**Exercise description**.
Your answer should be a single number: how many lines in the data below hold the string "meta".
[Data for analysis Boundary: Start]
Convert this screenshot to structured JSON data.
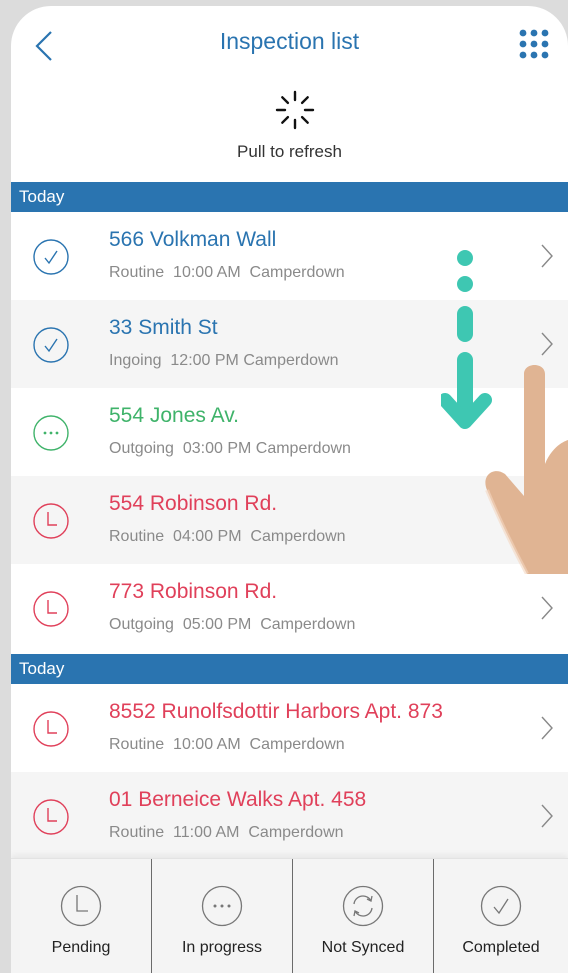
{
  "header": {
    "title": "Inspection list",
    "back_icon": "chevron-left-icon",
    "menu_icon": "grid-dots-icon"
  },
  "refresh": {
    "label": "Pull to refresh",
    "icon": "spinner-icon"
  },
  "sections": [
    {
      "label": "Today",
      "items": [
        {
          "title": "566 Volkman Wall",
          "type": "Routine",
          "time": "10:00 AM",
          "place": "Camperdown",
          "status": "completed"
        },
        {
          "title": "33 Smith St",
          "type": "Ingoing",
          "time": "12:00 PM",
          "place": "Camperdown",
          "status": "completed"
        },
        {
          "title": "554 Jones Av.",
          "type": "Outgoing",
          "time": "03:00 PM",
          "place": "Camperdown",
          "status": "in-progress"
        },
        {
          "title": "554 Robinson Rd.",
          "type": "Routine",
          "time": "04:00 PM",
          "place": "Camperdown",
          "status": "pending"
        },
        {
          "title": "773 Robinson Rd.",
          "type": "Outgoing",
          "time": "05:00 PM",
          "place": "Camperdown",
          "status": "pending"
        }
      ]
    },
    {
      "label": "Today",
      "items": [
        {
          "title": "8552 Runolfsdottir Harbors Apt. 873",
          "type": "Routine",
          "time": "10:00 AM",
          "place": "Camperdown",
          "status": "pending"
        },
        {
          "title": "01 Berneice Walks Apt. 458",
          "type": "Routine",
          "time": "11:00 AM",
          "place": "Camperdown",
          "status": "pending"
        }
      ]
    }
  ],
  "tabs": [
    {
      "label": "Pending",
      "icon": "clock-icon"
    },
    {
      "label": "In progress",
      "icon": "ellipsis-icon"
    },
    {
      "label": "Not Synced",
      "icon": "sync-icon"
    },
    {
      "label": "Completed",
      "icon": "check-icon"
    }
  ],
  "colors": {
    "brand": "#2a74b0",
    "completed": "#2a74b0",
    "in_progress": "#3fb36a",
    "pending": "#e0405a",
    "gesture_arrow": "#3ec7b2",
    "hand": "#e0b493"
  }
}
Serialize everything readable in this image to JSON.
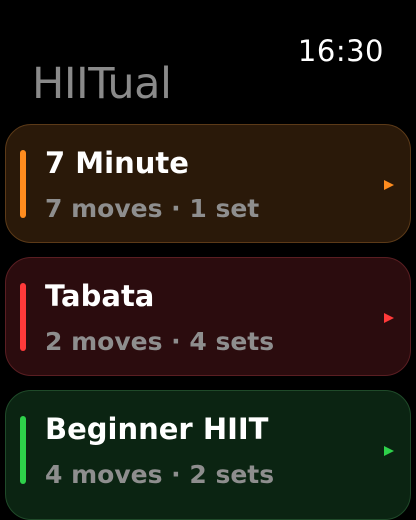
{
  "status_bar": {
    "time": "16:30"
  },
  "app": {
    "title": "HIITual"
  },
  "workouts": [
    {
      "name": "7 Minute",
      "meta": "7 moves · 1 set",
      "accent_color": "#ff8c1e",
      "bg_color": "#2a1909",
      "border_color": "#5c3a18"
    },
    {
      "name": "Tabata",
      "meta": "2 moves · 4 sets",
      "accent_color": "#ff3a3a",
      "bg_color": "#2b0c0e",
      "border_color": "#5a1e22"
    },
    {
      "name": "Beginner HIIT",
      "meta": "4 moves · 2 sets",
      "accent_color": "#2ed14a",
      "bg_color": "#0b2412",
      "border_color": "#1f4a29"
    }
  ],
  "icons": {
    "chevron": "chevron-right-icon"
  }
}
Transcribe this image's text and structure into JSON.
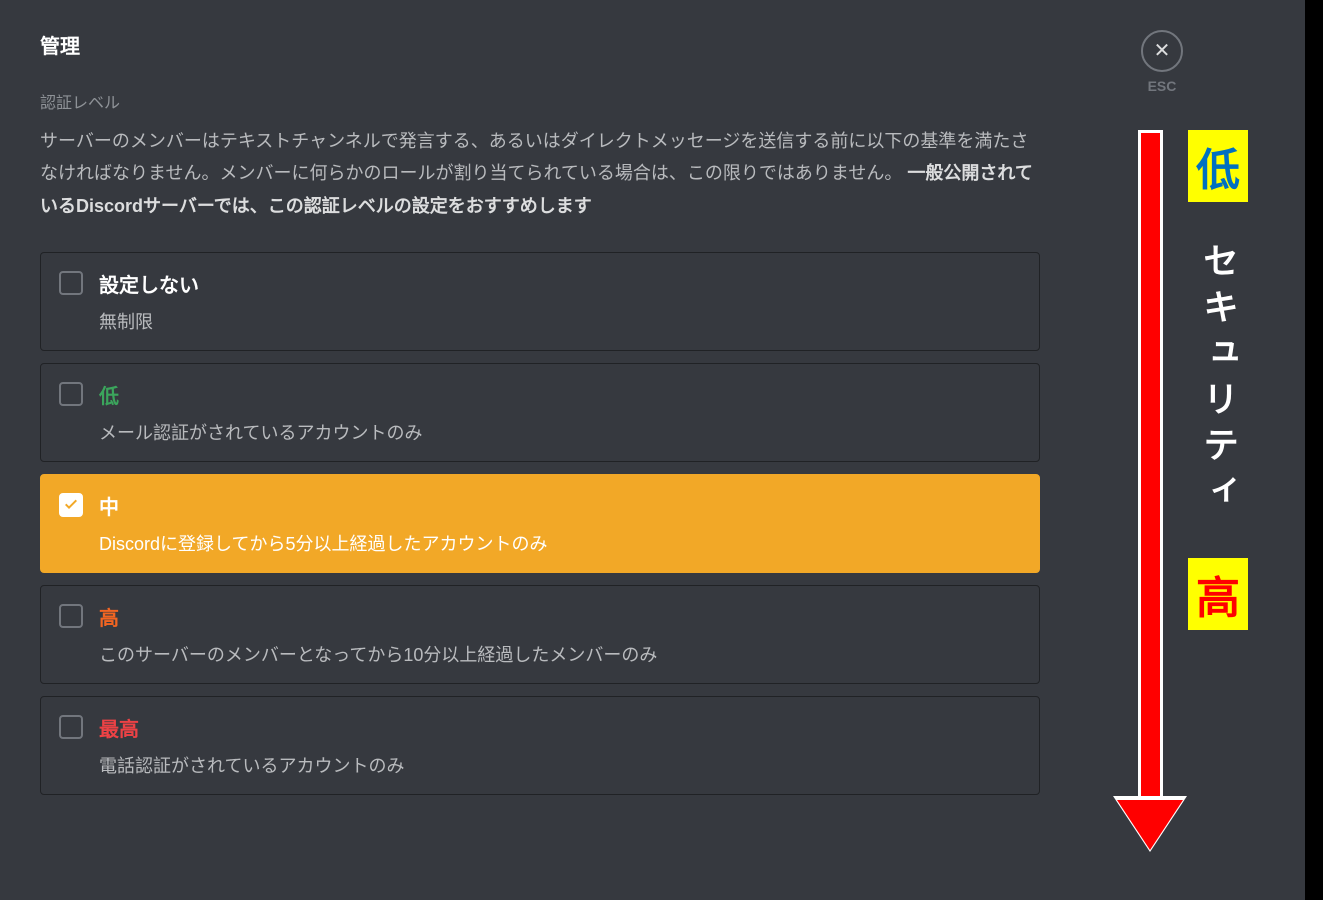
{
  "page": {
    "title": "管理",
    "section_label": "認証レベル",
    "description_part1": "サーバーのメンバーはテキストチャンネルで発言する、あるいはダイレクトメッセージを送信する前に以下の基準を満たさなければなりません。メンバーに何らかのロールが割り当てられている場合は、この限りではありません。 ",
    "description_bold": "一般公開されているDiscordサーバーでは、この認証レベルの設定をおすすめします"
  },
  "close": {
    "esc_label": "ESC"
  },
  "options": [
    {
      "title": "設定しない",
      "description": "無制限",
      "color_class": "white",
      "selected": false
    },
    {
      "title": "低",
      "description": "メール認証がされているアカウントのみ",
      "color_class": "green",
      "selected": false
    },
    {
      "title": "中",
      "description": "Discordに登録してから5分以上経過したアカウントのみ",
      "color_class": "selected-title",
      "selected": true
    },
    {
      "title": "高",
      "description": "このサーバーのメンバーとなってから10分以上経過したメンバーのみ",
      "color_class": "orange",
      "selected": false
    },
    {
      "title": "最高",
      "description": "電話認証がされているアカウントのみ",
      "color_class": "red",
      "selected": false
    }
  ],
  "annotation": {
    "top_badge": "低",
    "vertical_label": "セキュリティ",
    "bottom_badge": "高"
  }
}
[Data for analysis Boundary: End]
**Result**.
3